LOS BANOS -- A submarine veteran of both World War II and the Korean War, Joe Cox has mostly good memories of his time in the service.
"I've been lucky all my life," the 87-year-old Los Banos resident said.
Born in Booneville, Ark., Cox came to California at age 8 and attended high school in Reedley and Parlier.
In December 1943, right after the last basketball game of the season, Cox walked into the Navy recruiting station and enlisted. He said he would have been drafted if he hadn't volunteered.
"You'd see and hear about the mud and stuff, and I didn't want to get into the mud in the Army," Cox said. "And I'd never been to sea before, so I thought it'd be a good adventure."
He was assigned as a radio operator on the USS Orion, a submarine tender. He said he remembers being asked a battery of questions by a psychologist and a test to hold his breath for at least 60 seconds.
From the Orion, Cox moved on to the submarine USS Batfish, where he operated sonar equipment and was a lookout. "First you scan the surface, then you scan the sky," Cox said. "You're looking for anything that moves."
The Batfish was patrolling the coast of Honshu, Japan's largest island. One night, about 18 months into Cox's service, the sub surfaced to shell a town called Nagata.
"It got just a little bit chilly, and I was looking around and all I could see was water," Cox said, with a laugh. "I was thinking to myself, 'God, here I am 8,000 miles away from home, and I barely passed the swimming test to get out of boot camp.' "
On another occasion, while picking up downed airmen, an American bomber mistakenly made a run on the Batfish.
"It got a little hairy that night," he said.
"The next night we got a message back, 'Pilot no longer a pilot,' " Cox said with a laugh.
He spent four years on the Batfish -- and loving the food. He said each member of the crew showered maybe once a week and three seaman rotated between two beds, what was called a hot bunk.
"Once you get used to living out of a sea bag, there's nothing to it," he said.
Seamen took shifts of four hours on and eight hours off, during which they watched movies, read and studied.
He remembers a message coming over the radio in 1945 about a bomb that had destroyed a city.
"We sent that message to the rest of the crew and nobody believed us," Cox said, referring to the bomb dropped on Hiroshima. "We didn't believe it ourselves."
After the war, Cox moved back to California, where he farmed a little before going to Reedley College and California Polytechnic State University, San Luis Obispo. He also signed up with the Navy reserves.
"I was told by the recruiter at that time, when I got out, 'Joe, you'll never get called back in,' " Cox said.
In 1950, he reported for duty aboard the USS McDermut, a destroyer that would patrol the east coast of Korea and protect aircraft carriers.

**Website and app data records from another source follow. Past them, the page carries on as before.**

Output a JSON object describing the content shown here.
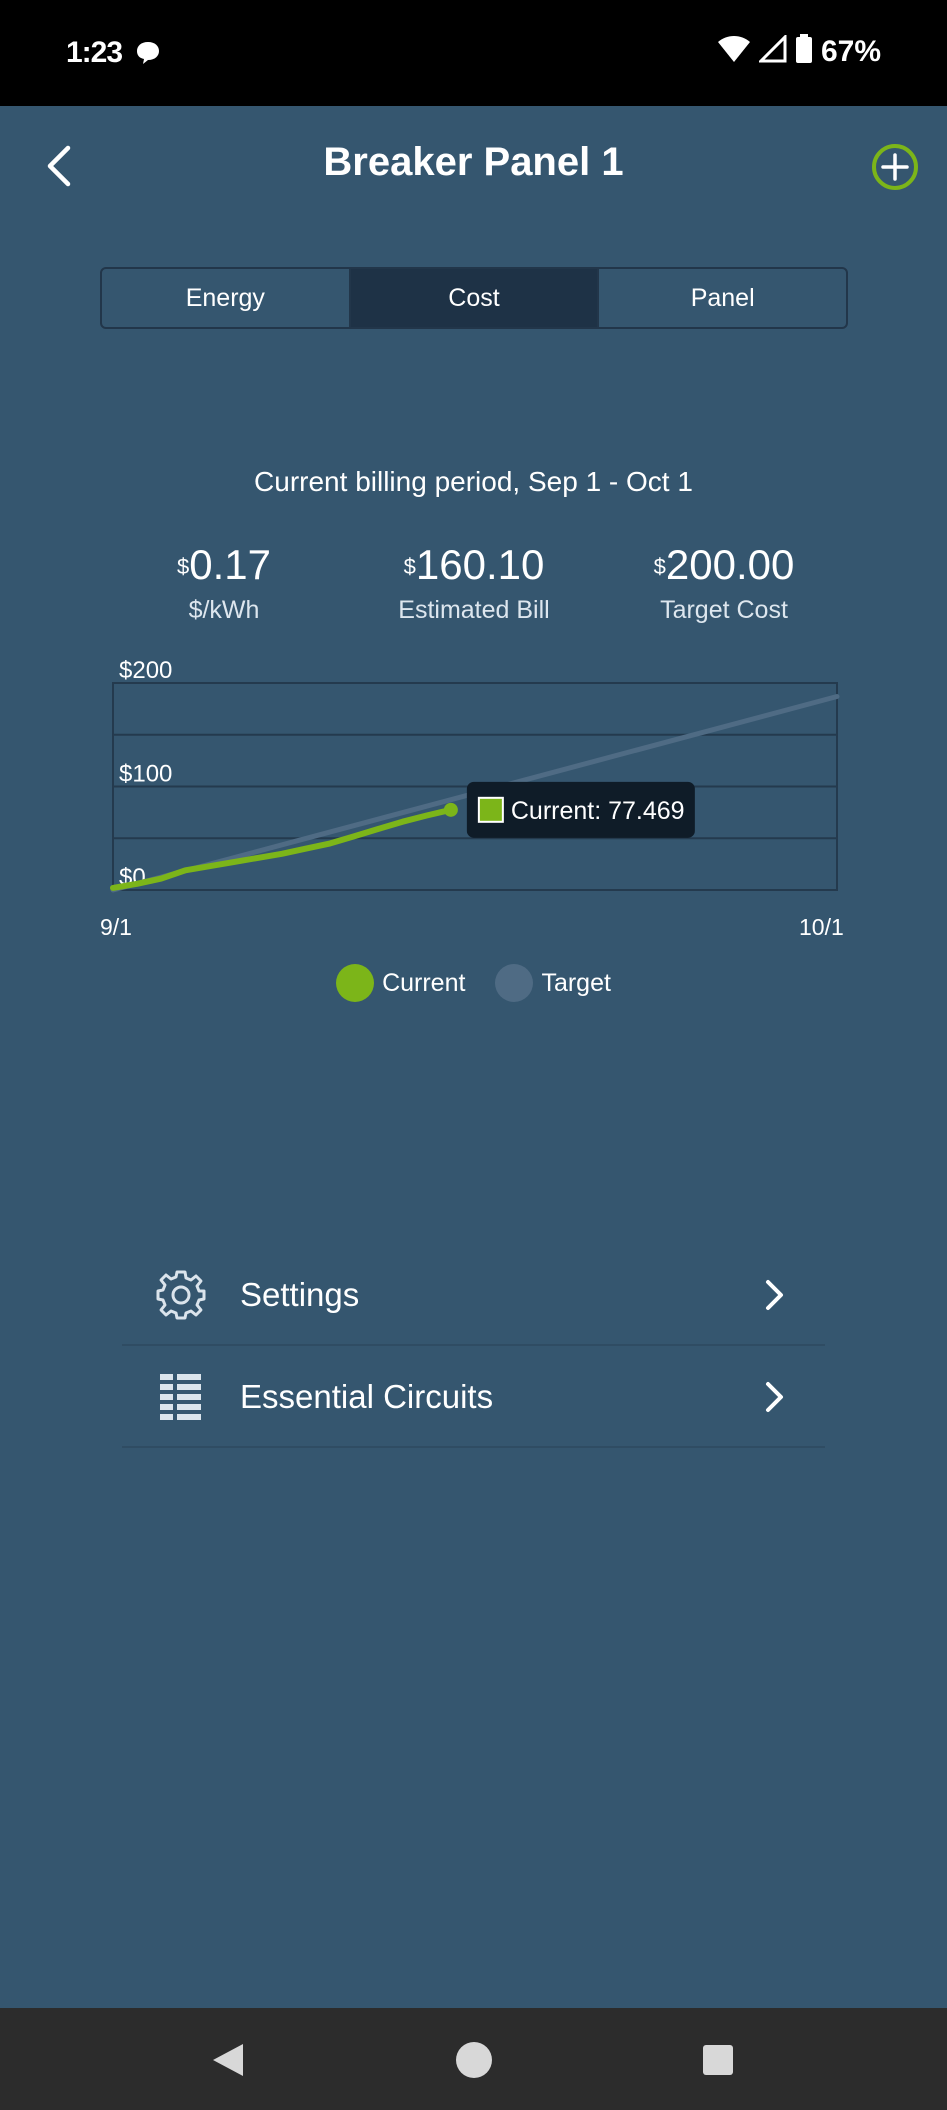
{
  "status_bar": {
    "time": "1:23",
    "battery": "67%"
  },
  "header": {
    "title": "Breaker Panel 1"
  },
  "tabs": [
    {
      "label": "Energy",
      "active": false
    },
    {
      "label": "Cost",
      "active": true
    },
    {
      "label": "Panel",
      "active": false
    }
  ],
  "billing": {
    "period": "Current billing period, Sep 1 - Oct 1"
  },
  "stats": [
    {
      "currency": "$",
      "value": "0.17",
      "label": "$/kWh"
    },
    {
      "currency": "$",
      "value": "160.10",
      "label": "Estimated Bill"
    },
    {
      "currency": "$",
      "value": "200.00",
      "label": "Target Cost"
    }
  ],
  "chart_data": {
    "type": "line",
    "x_start_label": "9/1",
    "x_end_label": "10/1",
    "y_ticks": [
      "$0",
      "$100",
      "$200"
    ],
    "ylim": [
      0,
      200
    ],
    "xlim": [
      0,
      30
    ],
    "series": [
      {
        "name": "Current",
        "color": "#7cb519",
        "x": [
          0,
          1,
          2,
          3,
          4,
          5,
          6,
          7,
          8,
          9,
          10,
          11,
          12,
          13,
          14
        ],
        "y": [
          2,
          6,
          11,
          19,
          23,
          27,
          31,
          35,
          40,
          45,
          52,
          59,
          66,
          72,
          77.469
        ]
      },
      {
        "name": "Target",
        "color": "#4f6b84",
        "x": [
          0,
          30
        ],
        "y": [
          0,
          187
        ]
      }
    ],
    "tooltip": {
      "text": "Current: 77.469",
      "series": "Current"
    },
    "grid": true,
    "legend_position": "bottom"
  },
  "menu": [
    {
      "label": "Settings",
      "icon": "gear-icon"
    },
    {
      "label": "Essential Circuits",
      "icon": "list-grid-icon"
    }
  ]
}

"The Navy really wasn't in too much of a danger in the Korean War, I didn't feel anyway, except for those floating mines," Cox said, about his two years on the McDermut.
Although he had some close calls, Cox said, he was never afraid for his life.
"Submarine duty is different, you know, because you're there with a lot of guys," Cox said. "It's like a small family."